Each data type includes behavioral characteristics that react differently within an application. For example, dates are a special data type, because they are written in multiple formats, the use of which can dictate their values and display order. Even simple numeric data types, such as ZIP code and phone numbers, have distinct formatting to handle data variations and localization display differences. If the test systems do not use the same data definitions as the live, production system, you will miss defects resulting from distinctions in the data type. QA might fix these bugs with simple code changes, or the bugs could require large recoding efforts.
QA testers should ask these questions about the data:
- Where does it come from?
- How is it defined in the coding language?
- Is it entered directly into the system by the end user, or is it automatically loaded?
All of this information influences the data's behavior, which makes the answers critical for accurate testing.
Along with data type definitions, you'll need a variety of test data. Use data that caused defects in the past, not just clean data. Also, add negative testing data to help identify defects before release.
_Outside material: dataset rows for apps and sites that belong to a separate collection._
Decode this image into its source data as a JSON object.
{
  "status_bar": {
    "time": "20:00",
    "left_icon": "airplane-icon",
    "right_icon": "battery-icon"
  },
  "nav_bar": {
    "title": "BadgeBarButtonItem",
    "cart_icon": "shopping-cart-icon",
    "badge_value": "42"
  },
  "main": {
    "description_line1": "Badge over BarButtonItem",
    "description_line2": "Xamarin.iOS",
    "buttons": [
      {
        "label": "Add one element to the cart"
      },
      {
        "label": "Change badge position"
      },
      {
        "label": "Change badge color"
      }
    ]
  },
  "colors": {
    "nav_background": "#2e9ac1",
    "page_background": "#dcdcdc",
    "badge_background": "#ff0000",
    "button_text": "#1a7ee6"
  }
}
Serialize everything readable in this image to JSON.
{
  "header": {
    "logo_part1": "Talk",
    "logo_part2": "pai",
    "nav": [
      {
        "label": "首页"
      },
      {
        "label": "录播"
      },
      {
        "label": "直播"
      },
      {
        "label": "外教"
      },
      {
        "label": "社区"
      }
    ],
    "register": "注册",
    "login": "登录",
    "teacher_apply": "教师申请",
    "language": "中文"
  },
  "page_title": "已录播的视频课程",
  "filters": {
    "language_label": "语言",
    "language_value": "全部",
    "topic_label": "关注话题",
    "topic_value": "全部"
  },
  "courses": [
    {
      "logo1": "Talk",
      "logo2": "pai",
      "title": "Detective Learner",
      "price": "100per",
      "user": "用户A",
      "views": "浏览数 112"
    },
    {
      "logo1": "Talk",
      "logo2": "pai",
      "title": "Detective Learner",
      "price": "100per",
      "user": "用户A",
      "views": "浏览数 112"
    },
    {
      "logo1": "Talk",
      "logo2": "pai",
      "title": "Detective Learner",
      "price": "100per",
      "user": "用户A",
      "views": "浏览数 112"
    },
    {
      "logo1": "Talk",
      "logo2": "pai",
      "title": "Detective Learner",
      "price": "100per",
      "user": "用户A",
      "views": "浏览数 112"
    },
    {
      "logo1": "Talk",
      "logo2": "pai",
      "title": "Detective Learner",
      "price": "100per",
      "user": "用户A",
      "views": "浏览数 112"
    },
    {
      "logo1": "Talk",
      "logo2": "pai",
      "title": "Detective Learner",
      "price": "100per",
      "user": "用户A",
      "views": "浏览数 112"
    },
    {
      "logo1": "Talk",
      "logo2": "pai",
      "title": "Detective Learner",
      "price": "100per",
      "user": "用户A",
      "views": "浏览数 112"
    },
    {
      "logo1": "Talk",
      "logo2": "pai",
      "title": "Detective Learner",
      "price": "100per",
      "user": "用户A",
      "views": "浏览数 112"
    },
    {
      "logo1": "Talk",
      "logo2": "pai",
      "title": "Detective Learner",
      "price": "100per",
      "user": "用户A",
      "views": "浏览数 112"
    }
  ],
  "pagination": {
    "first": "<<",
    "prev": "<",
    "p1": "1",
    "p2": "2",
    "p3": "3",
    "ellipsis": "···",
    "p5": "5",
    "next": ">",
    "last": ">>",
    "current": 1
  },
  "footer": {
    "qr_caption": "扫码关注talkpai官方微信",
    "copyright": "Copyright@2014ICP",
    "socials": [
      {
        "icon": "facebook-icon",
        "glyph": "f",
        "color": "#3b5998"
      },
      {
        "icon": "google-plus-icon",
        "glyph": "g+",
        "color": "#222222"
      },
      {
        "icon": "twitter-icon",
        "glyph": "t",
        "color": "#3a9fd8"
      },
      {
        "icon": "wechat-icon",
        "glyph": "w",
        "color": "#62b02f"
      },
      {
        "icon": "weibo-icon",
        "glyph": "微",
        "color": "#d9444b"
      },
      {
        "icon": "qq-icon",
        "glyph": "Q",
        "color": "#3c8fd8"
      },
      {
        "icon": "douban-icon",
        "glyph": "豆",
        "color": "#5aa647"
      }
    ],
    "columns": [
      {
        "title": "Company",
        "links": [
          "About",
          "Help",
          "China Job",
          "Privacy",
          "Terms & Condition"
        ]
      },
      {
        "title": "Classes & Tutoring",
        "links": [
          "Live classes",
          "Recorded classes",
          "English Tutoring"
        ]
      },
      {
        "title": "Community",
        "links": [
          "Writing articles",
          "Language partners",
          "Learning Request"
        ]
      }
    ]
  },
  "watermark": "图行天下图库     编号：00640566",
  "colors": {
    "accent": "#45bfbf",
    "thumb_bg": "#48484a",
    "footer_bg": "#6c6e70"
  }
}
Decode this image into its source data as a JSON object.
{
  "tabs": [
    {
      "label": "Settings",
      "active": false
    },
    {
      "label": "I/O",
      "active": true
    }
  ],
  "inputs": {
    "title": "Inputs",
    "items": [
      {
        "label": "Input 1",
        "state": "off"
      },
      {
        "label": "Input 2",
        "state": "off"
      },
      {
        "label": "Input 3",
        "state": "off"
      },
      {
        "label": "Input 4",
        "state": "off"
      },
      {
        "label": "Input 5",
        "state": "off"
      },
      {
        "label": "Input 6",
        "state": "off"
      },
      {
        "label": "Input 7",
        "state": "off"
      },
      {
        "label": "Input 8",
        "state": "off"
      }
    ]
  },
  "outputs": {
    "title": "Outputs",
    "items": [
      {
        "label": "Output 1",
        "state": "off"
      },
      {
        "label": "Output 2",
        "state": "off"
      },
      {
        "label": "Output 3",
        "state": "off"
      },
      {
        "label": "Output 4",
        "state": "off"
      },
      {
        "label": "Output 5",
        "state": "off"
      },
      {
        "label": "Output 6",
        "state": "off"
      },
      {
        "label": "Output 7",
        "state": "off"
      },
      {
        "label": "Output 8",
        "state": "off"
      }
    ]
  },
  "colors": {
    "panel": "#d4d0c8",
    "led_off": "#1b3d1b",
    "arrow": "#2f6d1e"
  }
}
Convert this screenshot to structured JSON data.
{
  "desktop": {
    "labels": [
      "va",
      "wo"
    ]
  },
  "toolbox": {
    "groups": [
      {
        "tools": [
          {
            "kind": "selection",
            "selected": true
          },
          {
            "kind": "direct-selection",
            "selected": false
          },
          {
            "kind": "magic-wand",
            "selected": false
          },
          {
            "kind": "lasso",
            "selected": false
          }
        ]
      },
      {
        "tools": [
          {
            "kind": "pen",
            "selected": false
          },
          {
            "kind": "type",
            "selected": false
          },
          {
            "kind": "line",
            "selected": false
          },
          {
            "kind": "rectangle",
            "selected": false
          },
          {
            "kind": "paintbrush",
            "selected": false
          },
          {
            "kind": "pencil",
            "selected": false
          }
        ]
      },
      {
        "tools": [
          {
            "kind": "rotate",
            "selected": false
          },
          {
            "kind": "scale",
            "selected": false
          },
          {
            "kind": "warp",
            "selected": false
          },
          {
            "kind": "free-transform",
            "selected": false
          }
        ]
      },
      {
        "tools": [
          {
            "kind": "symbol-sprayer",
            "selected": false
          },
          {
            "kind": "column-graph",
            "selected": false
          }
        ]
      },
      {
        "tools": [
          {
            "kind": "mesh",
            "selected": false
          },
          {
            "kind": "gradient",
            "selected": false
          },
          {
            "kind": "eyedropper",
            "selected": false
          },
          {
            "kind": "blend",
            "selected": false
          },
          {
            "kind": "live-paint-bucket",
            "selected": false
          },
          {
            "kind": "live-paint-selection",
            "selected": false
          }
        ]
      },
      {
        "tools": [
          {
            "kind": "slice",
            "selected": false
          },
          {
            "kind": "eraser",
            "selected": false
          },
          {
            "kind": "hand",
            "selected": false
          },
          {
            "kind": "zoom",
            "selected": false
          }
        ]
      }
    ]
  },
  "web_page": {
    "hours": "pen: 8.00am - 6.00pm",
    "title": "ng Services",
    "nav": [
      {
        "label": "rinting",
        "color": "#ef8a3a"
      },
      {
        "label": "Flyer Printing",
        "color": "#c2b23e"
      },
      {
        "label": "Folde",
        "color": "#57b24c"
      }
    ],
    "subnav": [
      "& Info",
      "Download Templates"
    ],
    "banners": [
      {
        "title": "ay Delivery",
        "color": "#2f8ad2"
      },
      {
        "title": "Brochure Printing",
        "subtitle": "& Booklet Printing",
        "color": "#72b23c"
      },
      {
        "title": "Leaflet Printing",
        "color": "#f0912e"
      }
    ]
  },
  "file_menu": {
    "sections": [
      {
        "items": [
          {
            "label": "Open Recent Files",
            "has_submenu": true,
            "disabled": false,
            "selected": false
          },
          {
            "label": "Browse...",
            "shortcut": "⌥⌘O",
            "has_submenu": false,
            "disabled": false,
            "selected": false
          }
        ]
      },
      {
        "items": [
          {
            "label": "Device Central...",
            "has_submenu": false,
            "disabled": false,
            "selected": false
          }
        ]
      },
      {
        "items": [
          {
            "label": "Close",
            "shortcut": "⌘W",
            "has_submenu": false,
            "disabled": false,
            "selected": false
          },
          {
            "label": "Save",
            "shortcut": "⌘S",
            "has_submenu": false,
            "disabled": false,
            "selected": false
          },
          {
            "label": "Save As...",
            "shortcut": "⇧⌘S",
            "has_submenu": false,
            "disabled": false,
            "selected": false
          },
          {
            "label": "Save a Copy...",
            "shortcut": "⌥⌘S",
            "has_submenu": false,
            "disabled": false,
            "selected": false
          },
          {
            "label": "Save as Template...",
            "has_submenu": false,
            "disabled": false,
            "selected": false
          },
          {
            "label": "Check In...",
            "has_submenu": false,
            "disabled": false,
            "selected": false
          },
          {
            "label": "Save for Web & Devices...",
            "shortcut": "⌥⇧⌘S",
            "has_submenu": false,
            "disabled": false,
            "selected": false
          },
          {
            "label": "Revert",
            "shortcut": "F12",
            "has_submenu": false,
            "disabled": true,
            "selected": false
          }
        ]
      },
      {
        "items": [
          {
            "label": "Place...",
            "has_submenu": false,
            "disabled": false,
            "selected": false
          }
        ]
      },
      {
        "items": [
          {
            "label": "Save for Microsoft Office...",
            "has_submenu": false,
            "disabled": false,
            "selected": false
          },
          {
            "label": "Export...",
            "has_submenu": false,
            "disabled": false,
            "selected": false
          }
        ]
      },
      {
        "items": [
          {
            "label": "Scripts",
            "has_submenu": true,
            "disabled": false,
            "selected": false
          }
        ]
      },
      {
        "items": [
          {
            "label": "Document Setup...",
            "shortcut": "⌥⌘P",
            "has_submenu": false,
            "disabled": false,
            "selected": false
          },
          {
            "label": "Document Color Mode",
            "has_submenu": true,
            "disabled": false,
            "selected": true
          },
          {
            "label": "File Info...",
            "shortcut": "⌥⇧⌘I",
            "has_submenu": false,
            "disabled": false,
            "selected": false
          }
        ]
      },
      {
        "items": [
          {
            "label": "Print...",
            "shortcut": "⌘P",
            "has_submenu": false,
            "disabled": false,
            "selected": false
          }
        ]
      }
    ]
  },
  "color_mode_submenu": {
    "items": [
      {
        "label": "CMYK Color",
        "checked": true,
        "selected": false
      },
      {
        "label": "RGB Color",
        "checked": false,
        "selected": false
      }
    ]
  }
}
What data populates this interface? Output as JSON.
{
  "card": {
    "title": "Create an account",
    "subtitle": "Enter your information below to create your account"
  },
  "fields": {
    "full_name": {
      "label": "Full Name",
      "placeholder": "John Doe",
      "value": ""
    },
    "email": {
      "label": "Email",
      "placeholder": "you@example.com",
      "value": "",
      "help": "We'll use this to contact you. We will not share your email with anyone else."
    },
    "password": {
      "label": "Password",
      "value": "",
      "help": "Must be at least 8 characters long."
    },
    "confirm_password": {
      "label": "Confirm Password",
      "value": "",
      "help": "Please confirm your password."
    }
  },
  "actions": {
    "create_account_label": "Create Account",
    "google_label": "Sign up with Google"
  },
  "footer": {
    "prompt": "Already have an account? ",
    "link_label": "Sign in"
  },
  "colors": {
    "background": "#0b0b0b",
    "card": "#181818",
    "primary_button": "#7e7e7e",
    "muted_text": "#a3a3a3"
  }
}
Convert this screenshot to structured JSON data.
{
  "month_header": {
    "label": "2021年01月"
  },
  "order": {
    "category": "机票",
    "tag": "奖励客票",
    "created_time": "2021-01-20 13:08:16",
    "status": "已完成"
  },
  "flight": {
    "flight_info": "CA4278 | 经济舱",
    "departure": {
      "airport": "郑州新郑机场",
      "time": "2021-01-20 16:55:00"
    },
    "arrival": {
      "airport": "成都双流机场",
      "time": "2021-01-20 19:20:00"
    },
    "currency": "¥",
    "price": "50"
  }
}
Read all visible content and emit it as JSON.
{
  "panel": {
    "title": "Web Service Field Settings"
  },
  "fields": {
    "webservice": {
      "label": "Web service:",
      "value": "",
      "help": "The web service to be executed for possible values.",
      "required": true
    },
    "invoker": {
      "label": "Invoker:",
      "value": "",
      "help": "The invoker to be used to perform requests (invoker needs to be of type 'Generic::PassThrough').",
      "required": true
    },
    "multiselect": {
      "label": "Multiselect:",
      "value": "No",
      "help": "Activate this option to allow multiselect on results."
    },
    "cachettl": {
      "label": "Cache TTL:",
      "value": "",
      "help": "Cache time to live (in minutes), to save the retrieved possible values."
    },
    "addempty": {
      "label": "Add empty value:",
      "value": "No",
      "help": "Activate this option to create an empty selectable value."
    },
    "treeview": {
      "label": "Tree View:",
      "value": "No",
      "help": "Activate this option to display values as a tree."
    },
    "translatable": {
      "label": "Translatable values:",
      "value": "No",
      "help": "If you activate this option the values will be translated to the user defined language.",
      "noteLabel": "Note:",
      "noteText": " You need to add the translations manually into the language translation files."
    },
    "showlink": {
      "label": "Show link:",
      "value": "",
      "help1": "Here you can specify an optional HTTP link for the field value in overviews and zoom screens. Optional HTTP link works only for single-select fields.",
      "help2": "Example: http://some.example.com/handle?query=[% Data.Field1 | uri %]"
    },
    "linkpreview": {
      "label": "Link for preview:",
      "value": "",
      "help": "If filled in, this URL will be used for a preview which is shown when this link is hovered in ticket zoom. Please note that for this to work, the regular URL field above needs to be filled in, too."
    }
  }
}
While this makes for more work, realistic demographic data is a foundation for a high-quality user experience.
Financial and medical data is more complex than user demographic data and gets scrambled or scrubbed by apps. QA testers must also replicate this data type for testing. Applications that process financial calculations, though, or display accounting or other data might not always use numeric data types. This data might have additional definitions that perform differently based on how the applications use input data. For example, U.S. dollars display and calculate differently than Euros or other numeric monetary types.
Accounting apps depend on valid data to generate accurate calculations that have a profound impact on the business. Businesses rely on those results to file taxes, among other tasks, and application defects that lead to calculation errors could create a domino-like failure that results in business fines or fees.
Similarly, applications often display medical data in charts or graphs for analytical reasons. If you create test data to verify these functions and it's not the same data type that the application uses, you can't determine defects. These app functions might display and process without errors and then fail in production due to a distinguishing data type characteristic. Many medical apps rely on calculations to prescribe the correct care to patients. These apps use medical data such as a patient's weight, height and date of birth to calculate a safe medication dosage. The right data can mean life or death.
Refreshable, resettable data
Finally, when you create test data for a QA test server or system, make sure you can refresh or reset it to a defined baseline. If you automate tests, the data must return to the pretest state before each execution. Otherwise, the QA team wastes countless hours trying to manipulate the automated tests, either by coding in the available data or creating new data.
Alternatively, if the QA team performs manual tests, a refreshable data set provides a faster, easier way to recognize errors. Rather than try to determine if the data is accurate, a manual tester can use the same data over and over to spot changes or errors in application functionality with more efficiency. It's easier to spot a defect in a known data set than with constantly changing data.